# EXERCISE
Your task is to reproduce the listing exactly, without its images.

——————

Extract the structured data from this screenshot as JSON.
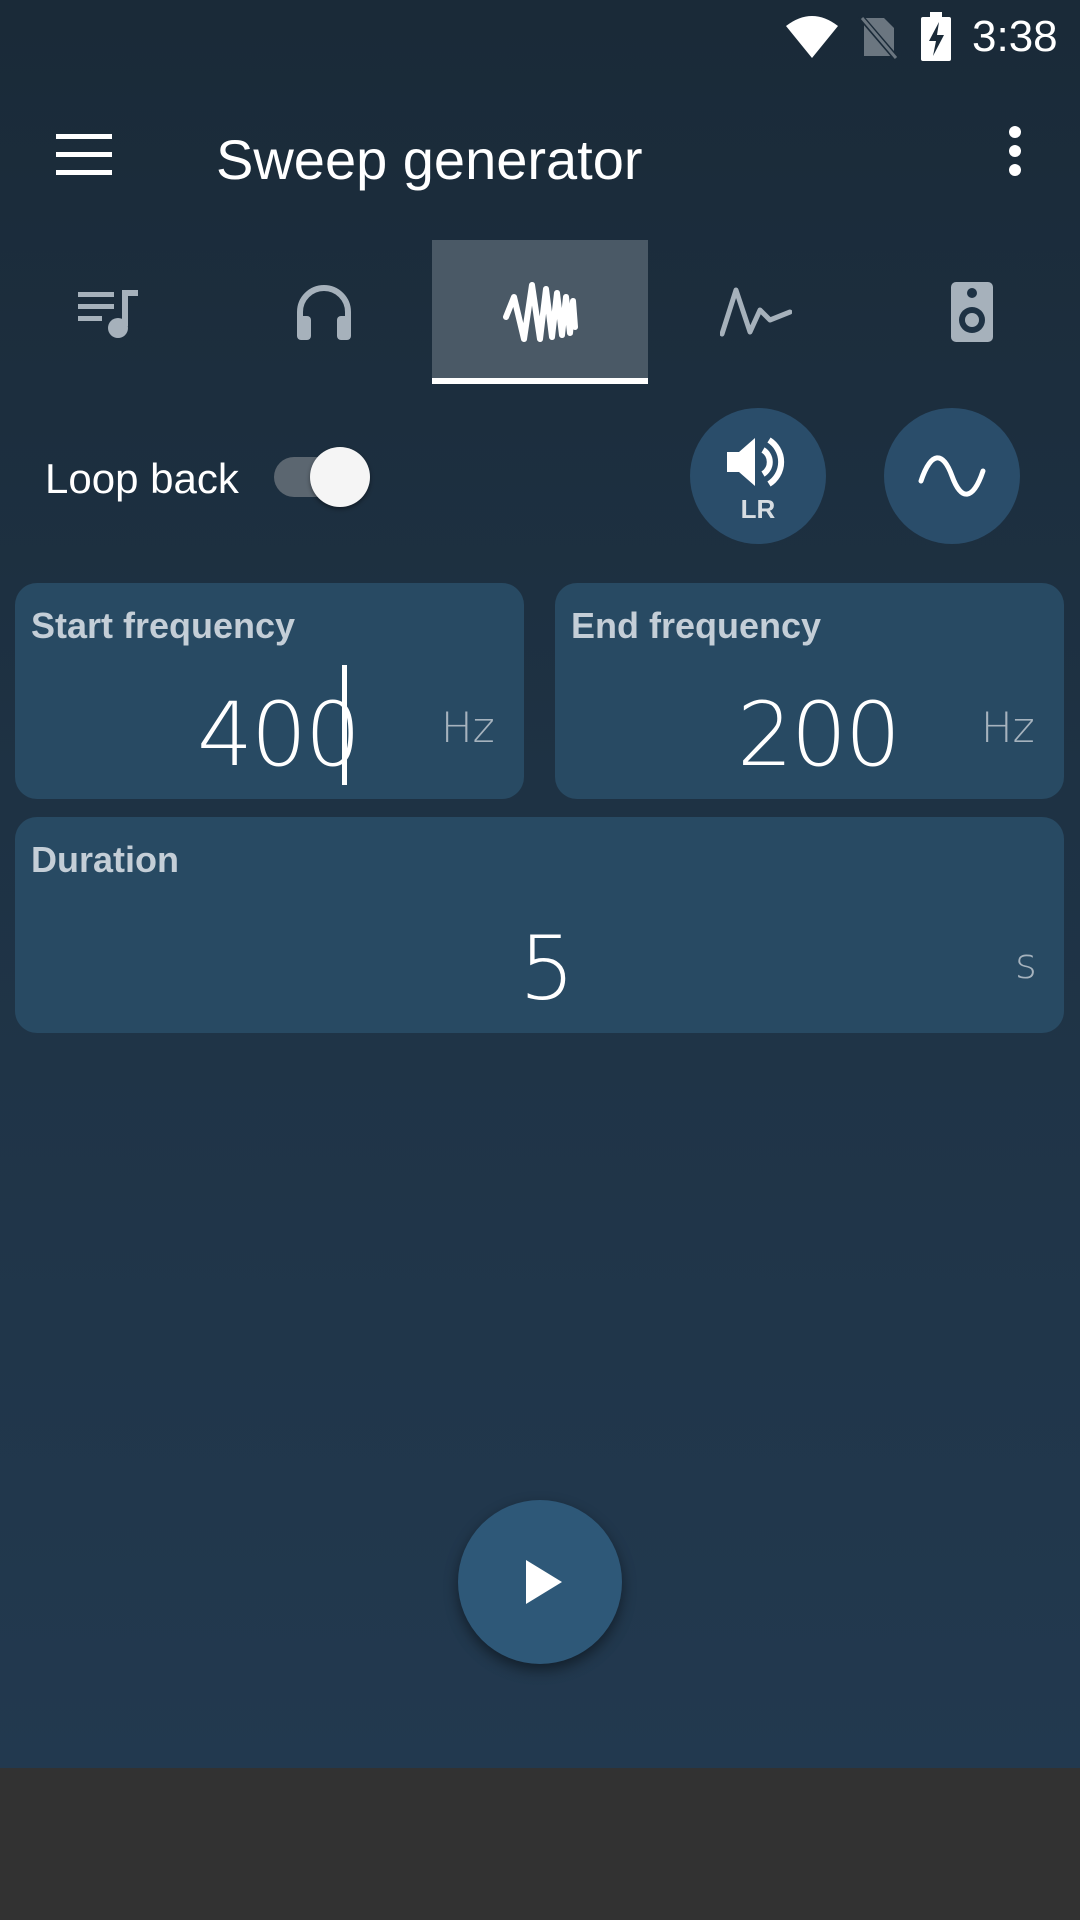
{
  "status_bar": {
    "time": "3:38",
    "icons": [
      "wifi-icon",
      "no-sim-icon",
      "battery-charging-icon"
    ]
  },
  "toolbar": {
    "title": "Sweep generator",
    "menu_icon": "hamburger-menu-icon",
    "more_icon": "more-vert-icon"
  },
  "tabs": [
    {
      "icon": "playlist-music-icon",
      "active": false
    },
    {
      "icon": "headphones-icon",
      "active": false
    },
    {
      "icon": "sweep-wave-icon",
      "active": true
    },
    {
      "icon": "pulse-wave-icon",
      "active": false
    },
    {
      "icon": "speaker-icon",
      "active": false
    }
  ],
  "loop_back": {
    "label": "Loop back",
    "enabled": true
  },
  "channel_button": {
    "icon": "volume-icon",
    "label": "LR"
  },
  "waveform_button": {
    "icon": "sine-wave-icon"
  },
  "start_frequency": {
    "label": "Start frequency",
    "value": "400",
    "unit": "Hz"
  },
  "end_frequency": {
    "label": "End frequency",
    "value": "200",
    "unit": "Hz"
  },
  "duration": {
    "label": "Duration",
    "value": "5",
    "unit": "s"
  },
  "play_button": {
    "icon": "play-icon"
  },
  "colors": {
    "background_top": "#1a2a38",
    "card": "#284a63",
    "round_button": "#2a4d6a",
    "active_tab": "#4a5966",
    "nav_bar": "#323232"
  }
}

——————

# ANSWER BOX
Extract the structured data from this screenshot as JSON.
{
  "status_bar": {
    "time": "3:38",
    "icons": [
      "wifi-icon",
      "no-sim-icon",
      "battery-charging-icon"
    ]
  },
  "toolbar": {
    "title": "Sweep generator",
    "menu_icon": "hamburger-menu-icon",
    "more_icon": "more-vert-icon"
  },
  "tabs": [
    {
      "icon": "playlist-music-icon",
      "active": false
    },
    {
      "icon": "headphones-icon",
      "active": false
    },
    {
      "icon": "sweep-wave-icon",
      "active": true
    },
    {
      "icon": "pulse-wave-icon",
      "active": false
    },
    {
      "icon": "speaker-icon",
      "active": false
    }
  ],
  "loop_back": {
    "label": "Loop back",
    "enabled": true
  },
  "channel_button": {
    "icon": "volume-icon",
    "label": "LR"
  },
  "waveform_button": {
    "icon": "sine-wave-icon"
  },
  "start_frequency": {
    "label": "Start frequency",
    "value": "400",
    "unit": "Hz"
  },
  "end_frequency": {
    "label": "End frequency",
    "value": "200",
    "unit": "Hz"
  },
  "duration": {
    "label": "Duration",
    "value": "5",
    "unit": "s"
  },
  "play_button": {
    "icon": "play-icon"
  },
  "colors": {
    "background_top": "#1a2a38",
    "card": "#284a63",
    "round_button": "#2a4d6a",
    "active_tab": "#4a5966",
    "nav_bar": "#323232"
  }
}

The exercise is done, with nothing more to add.